Her undergraduate and graduate teaching (including many years of offering field schools) have been acknowledged by multiple awards; she has chaired 18 dissertation committees, served on dozens more, and mentored even more graduate (and undergraduate) students in programs around the US, in the United Kingdom, and beyond. She is a generous teacher and mentor, with an uncanny ability to cut through academic jargon and pomposity to help her students identify big questions and address them rigorously and clearly. Beyond her own students, she has mentored hundreds of other young anthropologists through her “standing room only” annual workshop at the AAA meetings on academic careers, which she offered for 17 consecutive years. As an academic administrator and mentor, she has brought the same clear-sightedness, straightforwardness, keen humor and sense of the absurd, and strategic thinking to her own leadership roles and to the guidance she provides others.

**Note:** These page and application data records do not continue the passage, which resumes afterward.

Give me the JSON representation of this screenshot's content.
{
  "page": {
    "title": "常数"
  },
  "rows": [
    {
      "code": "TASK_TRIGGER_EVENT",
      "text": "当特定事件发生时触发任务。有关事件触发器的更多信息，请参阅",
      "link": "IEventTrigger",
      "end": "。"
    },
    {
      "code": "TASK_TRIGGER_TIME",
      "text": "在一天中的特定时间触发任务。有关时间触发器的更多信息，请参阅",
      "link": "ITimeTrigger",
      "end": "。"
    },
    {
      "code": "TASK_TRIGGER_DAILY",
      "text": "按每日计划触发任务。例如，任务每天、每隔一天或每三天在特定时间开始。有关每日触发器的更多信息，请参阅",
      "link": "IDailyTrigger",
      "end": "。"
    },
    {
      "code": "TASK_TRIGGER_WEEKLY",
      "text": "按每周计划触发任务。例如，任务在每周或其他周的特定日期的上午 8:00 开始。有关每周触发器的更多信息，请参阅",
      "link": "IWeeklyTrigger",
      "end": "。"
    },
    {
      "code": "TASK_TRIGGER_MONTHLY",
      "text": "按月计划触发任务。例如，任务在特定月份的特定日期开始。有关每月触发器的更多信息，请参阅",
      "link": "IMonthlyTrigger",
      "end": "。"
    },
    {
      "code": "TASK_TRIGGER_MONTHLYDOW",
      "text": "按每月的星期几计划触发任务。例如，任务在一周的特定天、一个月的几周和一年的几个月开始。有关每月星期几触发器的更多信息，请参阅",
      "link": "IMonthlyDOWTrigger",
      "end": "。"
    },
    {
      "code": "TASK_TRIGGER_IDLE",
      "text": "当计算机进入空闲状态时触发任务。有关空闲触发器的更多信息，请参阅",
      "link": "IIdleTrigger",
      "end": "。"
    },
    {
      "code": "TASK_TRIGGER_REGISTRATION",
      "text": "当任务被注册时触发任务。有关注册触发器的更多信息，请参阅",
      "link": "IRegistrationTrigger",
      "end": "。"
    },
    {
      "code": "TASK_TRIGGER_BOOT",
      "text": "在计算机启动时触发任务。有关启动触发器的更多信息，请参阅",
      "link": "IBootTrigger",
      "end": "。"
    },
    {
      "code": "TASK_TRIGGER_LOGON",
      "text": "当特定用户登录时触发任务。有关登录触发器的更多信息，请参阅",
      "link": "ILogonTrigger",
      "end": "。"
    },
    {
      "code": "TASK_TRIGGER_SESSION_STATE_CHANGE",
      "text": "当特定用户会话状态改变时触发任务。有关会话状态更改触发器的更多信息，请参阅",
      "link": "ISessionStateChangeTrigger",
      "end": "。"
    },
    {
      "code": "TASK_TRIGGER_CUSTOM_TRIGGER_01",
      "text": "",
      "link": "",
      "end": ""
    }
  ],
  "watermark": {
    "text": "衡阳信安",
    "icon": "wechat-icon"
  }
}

Her service to the SAA has been recognized by five Presidential Recognition Awards, spanning from 1991 to 2017. Her service on the SAA Task Force on Repatriation from 1990-2000 (and as an advisor from 2000-2010) made important contributions to the form and implementation of NAGPRA legislation (she also served on the Smithsonian Repatriation Committee for many years). Lynne also served as Secretary of the SAA (1988-1991), editor of American Antiquity (1996-2000), as co-Chair with Barbara Mills of the Task Force on Gender and Research Grants Submission (2013-2019), and currently chairs the SAA Publication Committee (2018-2021). She was similarly active in the American Anthropological Association, where she served as Publication Director for the Archaeology Section (2013-2017), Liaison to the Register of Professional Archaeologists (2016- 2018), and on several additional committees. And this does not even touch upon her leadership in the Midwest Archaeological Conference, Wisconsin Archaeological Survey, Florida Public Archaeology Network, American Association for the Advancement of Science, among other national and regional organizations.

The Society for American Archaeology will honor Lynne at the Annual Business Meeting and Awards Presentation on April 12, 5:00 to 6:30 pm, in the ACC Kiva Auditorium at the 2019 Annual Meeting in Albuquerque.